Byzantine Art – Centralized Power #4 Cylindrical vs. Square baseInterior of Pantheon, Rome,ca. 120 CE ANTHEMIUS OF TRALLES and ISIDORUS OF MILETUS, interior, Hagia Sophia, 532–537. Fig. 4- 13.
Byzantine Art – Centralized Power• Built for Emperor Justinian (Golden Age)• Central plan with nave• Hemispherical dome over square base (crossing), monumentality of Pantheon (appears more weightless)• Made of brick, not concrete #4• Pendentives, semidomes, exterior buttresses transfer weight• Decorative columnar arcades in nave)• Mystical light (40 windows in dome)• Plain exterior, lavish interior• Separation by gender, clergy vs. laymen• Union of church & state Plan Hagia ANTHEMIUS OF Sophia TRALLES and ISIDORUS OF MILETUS, Hagia Orang Sophia, 532–537. Fig. Tangerine 4-11. Credit: Onur Öztürk http://www.youtube.com/watch?v=-QD-sQAOv8E

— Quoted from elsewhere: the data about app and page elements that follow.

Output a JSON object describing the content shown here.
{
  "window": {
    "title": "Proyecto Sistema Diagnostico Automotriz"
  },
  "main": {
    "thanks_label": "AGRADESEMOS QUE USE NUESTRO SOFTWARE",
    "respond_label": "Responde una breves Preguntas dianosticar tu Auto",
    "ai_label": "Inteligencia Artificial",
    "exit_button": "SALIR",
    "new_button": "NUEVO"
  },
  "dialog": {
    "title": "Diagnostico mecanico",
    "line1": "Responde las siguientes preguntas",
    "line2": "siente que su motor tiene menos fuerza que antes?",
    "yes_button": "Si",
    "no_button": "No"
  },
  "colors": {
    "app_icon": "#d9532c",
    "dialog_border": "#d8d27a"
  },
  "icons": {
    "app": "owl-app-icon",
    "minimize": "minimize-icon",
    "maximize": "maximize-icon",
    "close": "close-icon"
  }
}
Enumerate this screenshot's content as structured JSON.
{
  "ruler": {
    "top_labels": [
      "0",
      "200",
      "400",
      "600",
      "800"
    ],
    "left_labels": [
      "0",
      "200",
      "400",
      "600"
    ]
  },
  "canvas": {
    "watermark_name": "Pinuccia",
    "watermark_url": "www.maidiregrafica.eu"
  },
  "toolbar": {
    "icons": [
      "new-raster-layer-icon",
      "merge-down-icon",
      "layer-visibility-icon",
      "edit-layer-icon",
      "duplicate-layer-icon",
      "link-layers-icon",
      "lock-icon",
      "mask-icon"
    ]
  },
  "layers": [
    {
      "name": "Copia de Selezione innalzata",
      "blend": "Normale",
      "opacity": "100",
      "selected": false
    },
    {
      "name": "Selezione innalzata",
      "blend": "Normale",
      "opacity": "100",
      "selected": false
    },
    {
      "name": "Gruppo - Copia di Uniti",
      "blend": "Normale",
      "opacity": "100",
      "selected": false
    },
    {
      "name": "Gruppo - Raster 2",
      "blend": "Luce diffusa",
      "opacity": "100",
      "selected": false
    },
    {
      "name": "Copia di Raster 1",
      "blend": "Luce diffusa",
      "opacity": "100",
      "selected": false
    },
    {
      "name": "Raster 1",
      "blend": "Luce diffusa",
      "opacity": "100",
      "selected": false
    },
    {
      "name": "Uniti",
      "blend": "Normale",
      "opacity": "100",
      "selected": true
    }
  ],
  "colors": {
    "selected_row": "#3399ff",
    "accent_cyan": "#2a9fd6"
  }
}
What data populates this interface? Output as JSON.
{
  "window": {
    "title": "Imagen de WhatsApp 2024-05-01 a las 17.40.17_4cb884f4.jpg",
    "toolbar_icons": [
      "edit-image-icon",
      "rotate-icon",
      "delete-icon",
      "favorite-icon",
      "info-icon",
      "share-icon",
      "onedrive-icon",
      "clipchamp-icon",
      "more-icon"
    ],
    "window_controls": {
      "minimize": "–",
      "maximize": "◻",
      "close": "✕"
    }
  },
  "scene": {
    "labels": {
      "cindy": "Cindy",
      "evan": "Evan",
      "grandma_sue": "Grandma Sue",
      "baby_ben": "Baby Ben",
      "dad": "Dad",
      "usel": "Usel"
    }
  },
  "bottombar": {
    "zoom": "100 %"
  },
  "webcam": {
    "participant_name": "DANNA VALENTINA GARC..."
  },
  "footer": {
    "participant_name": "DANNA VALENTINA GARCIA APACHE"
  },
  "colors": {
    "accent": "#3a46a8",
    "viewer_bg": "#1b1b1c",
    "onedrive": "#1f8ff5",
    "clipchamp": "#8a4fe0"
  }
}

Byzantine Art – Centralized Power Emperor Justinian Bishop Maximianus#5Holds breadin bowlfor EucharistChristogramchi (X)rho (P)iota (I)First letters ofChrist’s nameIn Greek Justinian, Bishop Maximianus, and attendants mosaic, San Vitale, ca. 547. Fig. 4-15.
Byzantine Art – Centralized Power Empress Theodora under imperial canopy#5Holds cup ofwine forEucharistParticipatesin ritual/processionfrom courtyardTowardsanctuary(movementtoward left) Three Magi Theodora and attendants mosaic, San Vitale, ca. 547.
Byzantine Art – Centralized Power• Seat of empire on Italian peninsula #5• Complex centrally-planned Justinian, church (plain exterior) Bishop• Mosaics of emperor and Maximianus empress and• Christ and Justinian united attendants through imperial mosaic, San iconography (purple robe, Vitale, ca. halo, 12 attendants) 547.• Stylized, timeless, weightless, frontal figures• Overlapping, unusual shifts in space• Abstracted to suggest invisible divine (spiritual vs natural)• Mosaics as proxies for Emperor and Empress• Presence of Theodora suggests her shared power
Ancient Rome vs. Byzantium Procession of the Imperial family, detail from south frieze, Ara Pacis Augustae 13 BCE, Roman Justinian, Bishop Maximianus, and attendants mosaic, San Vitale ca. 547. Fig. 4-15.
ByzantineArt –CentralizedPower #6 David composing the Psalms, Paris Psalter, ca. 950–970. Fig. 4-24.
Byzantine Art – Centralized Power• Following period of instability & iconoclasm in 8th #6 century• Classical revival (Macedonian Renaissance)• Direct translation of late Roman work• Classical-looking figures Sleeping Satyr• Illusionistic style (Barberini Faun) 230 BCE, 7’1”• David (like Orpheus) plays harp in Classical landscape• Classical muses (Echo behind column, Melody to his right)• Male reclining nude David composing the Psalms, (Classical) Paris Psalter, ca. 950–970. Fig. 4-24.
Syncretism in Contemporary ArtTrentonHancockFamilyPortrait(Mound Halfand Ape Half)2003pencil andacrylicon paper Scroll 41 minutes for the Art 21 segment on Trenton Doyle Hancock http://www.hulu.com/watch/65250#i0,p1,d0